And, of course, it's warmer in Italy...
"A little bit" [laughs]
Mehfux Ahmed - Over the last six months, there have been a lot of new players that have come in and also world-class players such as Casemiro, Eriksen, Martinez , who is now a World Cup winner, Antony, and Varane from the season before. How have they helped you become a better player and what influence have they brought in the dressing room?
"What you guys see from the outside [is] what we experience from the inside, I think it's a plus when we a have player that has won the Champions League, that now Licha has won the World Cup. These types of winning mentality, it has to bring us as a team, has to put us in the next level. And this is the level that we want to be. They’ve played in big clubs, they've won a lot of things. I want to be, one day, the same type of guy that can say 'okay, I've won this amount of competitions at Manchester United. I have this experience of winning big competitions.' So this winning mentality, it also brings us a bit more of help in the same way, but, at the same time, they have this knowledge of when to do things, when we should be a bit more relaxed, when we should push a little bit more. So this type of experience that they have I think it just helps us and I think, for the fans, it's also exciting to have players like them. And I think, this season, we are building a good squad. We are building a squad with a good mentality and hopefully we are bringing and building a squad with a winning mentality and I think that's the goal for us."
Marc Henry - You've got World Cup and European Cup winners in the squad, but how important would be winning the Carabao Cup for the long-term development of the team?

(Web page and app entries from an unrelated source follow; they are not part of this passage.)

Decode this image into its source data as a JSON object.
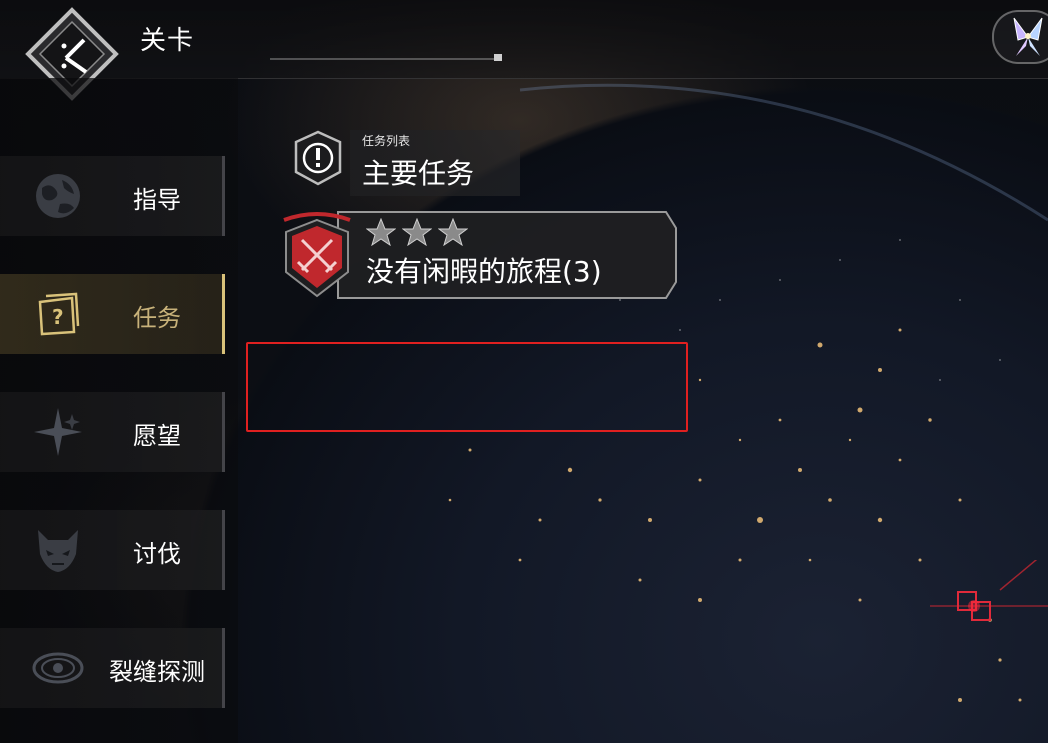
{
  "header": {
    "title": "关卡"
  },
  "sidebar": {
    "items": [
      {
        "label": "指导",
        "icon": "globe-icon",
        "active": false
      },
      {
        "label": "任务",
        "icon": "quest-card-icon",
        "active": true
      },
      {
        "label": "愿望",
        "icon": "sparkle-star-icon",
        "active": false
      },
      {
        "label": "讨伐",
        "icon": "demon-mask-icon",
        "active": false
      },
      {
        "label": "裂缝探测",
        "icon": "eye-scan-icon",
        "active": false
      }
    ]
  },
  "missions": {
    "list_small_label": "任务列表",
    "list_title": "主要任务",
    "cards": [
      {
        "name": "没有闲暇的旅程(3)",
        "stars_total": 3,
        "stars_earned": 0,
        "emblem": "crossed-swords-icon"
      }
    ]
  },
  "colors": {
    "accent_gold": "#d9c27a",
    "alert_red": "#e02020",
    "emblem_red": "#c0282d"
  }
}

"I think it has to be an obsession for us to win trophies, to win things. I think you guys [the fans] feel even more than me, you are here longer than me, that we have to win. This club is about winning trophies. It is about competing and fighting in every trophy that we are in. And this Carabao is not smaller than a Champions League, than a Europa League. Obviously, it's different dimensions but, for us, it's a trophy and we want to win it. Obviously, to arrive there, to go to Wembley, it's a tough journey. We know, it's difficult. But we want to take these small steps first. And every time we make a step, we want to do it with the certainty that we are moving in the right direction and I think we are in the right direction but the reality that we are not there yet. But to arrive there, we have to build many things first and I think this competition would be a very first big and firm step that we could take, especially because it is the first trophy of the season, and we are close. We have to have this type of mentality and face the game tomorrow like it is a Premier League game or the Europa League final or something like this. We have to, as it should and, hopefully, we can be celebrating in a month or so."